- Market adjustment fees are applied when a high-demand vehicle is in short supply.
- Pre-payment penalties kick in if you decide to pay off your loan early.
- Various types of additional insurance and vehicle protection coverage.
- An extended warranty goes into effect after the manufacturer's warranty ends.
Understand flexible loan terms
Flexible loan terms will include whether you are allowed to make additional payments against the loan balance — which reduces the interest you are charged over the life of the loan. You may also be able to extend the offered loan period and lower your monthly payments, though this will raise your total costs.
One flexible option to study carefully is the difference between fixed and variable interest rates. A fixed-rate provides predictability. However, a variable rate may come with a lower introductory interest rate, which can be helpful if you plan to pay down your loan quickly. The double-edged sword of a variable rate is that it can go either up or down and ultimately cost you more than a fixed rate over the long term.
Evaluate customer service
While not as tangible as a low APR, knowing you can get a real person on the phone to straighten something out is a big deal when you need it. When evaluating customer service, look for reviews and consumer reports discussing the lender. You can also check sources such as the Better Business Bureau for ratings.
At the same time, don't forget the importance of your instincts. Take note of how responsive each lender is when getting pre-approval, and consider whether you want to work with them for the next several years.
Read the Fine Print
As you search for the best lenders for car loans, remember that you are paying for a service. You have the right to understand exactly what you are buying before you sign. Take your time and check for hidden fees and clauses. This includes anything that may not seem immediately relevant, such as limits on refinancing or vehicle modifications.
Make sure you understand the entire loan agreement. If anything needs to be clarified, ask the lender for an explanation. There's no such thing as a dumb question when it involves your money. If you're not satisfied with the response, be prepared to step away to do more research before signing.
Further Resources on Choosing the Right Lender for Your Car Loan
You can never know too much about understanding how to compare car loan offers and finding the best options for you. Here are some additional resources on the topic:
- Be prepared for the upsell. Know what is negotiable before you sign for your next auto loan.
- Know what it means to cosign a loan. Cosigning comes with significant obligations your cosigner needs to understand first.
- Get the inside scoop. A former car salesman draws on his experience to offer tips on everything from negotiation tactics to budget considerations.

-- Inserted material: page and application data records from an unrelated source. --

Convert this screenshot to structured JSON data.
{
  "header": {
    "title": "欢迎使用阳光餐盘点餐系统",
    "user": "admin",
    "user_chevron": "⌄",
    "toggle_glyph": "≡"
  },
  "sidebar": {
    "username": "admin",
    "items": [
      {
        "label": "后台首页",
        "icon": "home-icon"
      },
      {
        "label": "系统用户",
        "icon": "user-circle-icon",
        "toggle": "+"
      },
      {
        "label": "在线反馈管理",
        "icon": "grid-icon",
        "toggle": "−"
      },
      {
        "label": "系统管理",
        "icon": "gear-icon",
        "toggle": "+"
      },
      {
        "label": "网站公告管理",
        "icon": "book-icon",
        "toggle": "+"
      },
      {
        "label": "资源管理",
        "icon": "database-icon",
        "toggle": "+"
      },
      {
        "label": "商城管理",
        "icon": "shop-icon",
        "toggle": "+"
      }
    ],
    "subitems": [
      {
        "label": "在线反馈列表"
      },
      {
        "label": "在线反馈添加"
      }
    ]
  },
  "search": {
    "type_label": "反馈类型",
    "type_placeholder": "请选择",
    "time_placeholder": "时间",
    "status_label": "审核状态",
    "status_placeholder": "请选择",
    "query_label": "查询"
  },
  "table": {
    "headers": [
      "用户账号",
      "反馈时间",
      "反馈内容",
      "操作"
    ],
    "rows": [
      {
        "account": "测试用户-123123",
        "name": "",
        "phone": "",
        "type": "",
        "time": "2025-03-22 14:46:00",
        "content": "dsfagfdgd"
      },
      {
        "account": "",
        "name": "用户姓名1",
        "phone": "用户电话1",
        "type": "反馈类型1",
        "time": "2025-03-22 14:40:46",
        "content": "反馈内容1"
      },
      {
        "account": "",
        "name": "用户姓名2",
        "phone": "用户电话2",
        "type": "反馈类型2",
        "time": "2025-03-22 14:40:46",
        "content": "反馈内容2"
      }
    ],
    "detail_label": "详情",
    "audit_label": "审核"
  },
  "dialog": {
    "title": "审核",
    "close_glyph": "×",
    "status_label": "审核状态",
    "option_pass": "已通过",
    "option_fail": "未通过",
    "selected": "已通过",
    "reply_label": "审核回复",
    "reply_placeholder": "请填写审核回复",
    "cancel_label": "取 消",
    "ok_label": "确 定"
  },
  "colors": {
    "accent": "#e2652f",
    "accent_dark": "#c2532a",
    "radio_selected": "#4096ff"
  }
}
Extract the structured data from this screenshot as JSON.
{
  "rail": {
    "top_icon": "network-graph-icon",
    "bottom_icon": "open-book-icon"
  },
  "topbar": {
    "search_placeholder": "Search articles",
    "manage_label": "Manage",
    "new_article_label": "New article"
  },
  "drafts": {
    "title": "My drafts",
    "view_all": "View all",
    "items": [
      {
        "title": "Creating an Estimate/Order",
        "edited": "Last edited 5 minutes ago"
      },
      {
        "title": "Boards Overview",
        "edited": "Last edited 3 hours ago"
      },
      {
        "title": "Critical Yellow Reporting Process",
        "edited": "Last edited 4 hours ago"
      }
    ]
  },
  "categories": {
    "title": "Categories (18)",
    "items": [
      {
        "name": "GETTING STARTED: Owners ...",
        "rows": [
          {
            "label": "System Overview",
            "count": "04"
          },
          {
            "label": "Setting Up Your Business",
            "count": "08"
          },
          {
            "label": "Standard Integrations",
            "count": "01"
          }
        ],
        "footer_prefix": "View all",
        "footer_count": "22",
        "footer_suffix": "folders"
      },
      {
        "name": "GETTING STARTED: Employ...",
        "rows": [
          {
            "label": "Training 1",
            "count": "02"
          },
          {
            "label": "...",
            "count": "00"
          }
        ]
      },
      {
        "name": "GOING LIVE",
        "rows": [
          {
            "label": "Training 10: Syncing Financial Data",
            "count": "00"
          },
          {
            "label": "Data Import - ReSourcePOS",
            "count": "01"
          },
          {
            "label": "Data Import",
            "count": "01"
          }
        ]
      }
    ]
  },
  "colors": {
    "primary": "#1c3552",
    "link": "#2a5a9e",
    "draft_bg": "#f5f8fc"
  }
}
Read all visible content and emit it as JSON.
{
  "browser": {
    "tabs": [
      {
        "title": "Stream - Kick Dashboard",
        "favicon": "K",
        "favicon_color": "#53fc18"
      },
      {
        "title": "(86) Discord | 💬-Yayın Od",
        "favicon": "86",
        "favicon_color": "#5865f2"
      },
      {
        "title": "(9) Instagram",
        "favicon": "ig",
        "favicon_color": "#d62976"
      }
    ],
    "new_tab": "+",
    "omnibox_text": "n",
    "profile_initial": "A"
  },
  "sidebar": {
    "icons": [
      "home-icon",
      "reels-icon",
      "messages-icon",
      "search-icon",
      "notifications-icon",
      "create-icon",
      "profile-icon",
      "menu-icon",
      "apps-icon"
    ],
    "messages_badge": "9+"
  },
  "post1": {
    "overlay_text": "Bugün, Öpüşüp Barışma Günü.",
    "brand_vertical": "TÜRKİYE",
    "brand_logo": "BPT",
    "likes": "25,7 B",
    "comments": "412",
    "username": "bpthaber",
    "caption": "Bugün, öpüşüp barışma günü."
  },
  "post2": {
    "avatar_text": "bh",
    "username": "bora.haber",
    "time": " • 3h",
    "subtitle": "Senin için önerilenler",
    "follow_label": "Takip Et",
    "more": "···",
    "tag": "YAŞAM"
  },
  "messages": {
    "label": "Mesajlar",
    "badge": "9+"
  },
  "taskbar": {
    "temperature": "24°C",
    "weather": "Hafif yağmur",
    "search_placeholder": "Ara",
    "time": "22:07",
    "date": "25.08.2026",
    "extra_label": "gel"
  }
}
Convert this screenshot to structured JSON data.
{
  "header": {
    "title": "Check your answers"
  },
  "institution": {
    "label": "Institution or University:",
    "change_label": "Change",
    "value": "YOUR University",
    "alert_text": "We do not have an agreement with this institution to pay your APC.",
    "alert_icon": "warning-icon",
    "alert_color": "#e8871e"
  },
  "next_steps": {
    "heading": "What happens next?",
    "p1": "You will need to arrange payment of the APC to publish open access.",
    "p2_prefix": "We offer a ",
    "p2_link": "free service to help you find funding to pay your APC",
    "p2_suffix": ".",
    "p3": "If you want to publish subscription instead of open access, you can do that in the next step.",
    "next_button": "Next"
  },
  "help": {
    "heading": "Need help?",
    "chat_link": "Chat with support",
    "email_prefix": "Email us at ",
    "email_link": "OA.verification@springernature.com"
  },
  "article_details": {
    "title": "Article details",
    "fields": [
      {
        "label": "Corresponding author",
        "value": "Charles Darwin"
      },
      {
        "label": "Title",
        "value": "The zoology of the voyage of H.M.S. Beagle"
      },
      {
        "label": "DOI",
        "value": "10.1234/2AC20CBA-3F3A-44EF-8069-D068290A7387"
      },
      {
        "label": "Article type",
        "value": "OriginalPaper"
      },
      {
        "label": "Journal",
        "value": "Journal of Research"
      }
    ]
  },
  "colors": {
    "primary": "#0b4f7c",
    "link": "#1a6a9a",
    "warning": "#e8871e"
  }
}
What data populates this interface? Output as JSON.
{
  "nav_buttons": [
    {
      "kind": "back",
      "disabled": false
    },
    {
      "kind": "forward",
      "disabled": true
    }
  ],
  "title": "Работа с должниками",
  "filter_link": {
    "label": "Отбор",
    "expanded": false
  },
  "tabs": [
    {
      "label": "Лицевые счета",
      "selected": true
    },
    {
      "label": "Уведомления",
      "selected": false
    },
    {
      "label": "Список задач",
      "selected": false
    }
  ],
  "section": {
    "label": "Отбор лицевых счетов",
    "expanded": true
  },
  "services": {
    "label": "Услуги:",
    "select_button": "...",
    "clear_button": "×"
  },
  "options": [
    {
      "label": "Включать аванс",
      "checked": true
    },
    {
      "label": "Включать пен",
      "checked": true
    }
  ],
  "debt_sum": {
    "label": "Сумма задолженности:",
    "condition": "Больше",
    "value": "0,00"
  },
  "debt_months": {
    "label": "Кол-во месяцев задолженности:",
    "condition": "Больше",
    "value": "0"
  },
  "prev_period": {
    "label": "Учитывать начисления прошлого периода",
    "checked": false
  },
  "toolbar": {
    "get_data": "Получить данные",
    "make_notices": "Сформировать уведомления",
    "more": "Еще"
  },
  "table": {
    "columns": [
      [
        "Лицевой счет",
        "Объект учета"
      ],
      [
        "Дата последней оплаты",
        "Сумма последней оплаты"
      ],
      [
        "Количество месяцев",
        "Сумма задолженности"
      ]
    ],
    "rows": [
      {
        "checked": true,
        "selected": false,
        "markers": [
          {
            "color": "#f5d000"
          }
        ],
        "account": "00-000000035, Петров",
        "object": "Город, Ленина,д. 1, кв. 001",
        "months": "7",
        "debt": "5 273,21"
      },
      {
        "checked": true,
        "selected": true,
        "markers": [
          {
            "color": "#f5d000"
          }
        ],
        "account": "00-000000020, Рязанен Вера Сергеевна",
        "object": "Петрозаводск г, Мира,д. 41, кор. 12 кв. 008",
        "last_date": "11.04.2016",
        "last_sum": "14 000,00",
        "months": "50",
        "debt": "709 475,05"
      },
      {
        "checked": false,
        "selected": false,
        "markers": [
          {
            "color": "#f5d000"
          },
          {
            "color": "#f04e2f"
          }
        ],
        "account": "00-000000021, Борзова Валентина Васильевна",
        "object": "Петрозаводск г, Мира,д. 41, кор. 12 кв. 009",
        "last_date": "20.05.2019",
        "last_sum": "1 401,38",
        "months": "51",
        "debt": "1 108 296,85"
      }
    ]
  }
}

Get on the Road with a Credit Union Car Loan
Choosing the best lender for your car loan is an important decision that can significantly impact your financial situation. There's a reason credit unions have a reputation as trustworthy and reliable lenders — and why so many borrowers choose credit union car loans. Use our Credit Union Locator Tool to find a credit union near you. Trust us; it's a game-changer.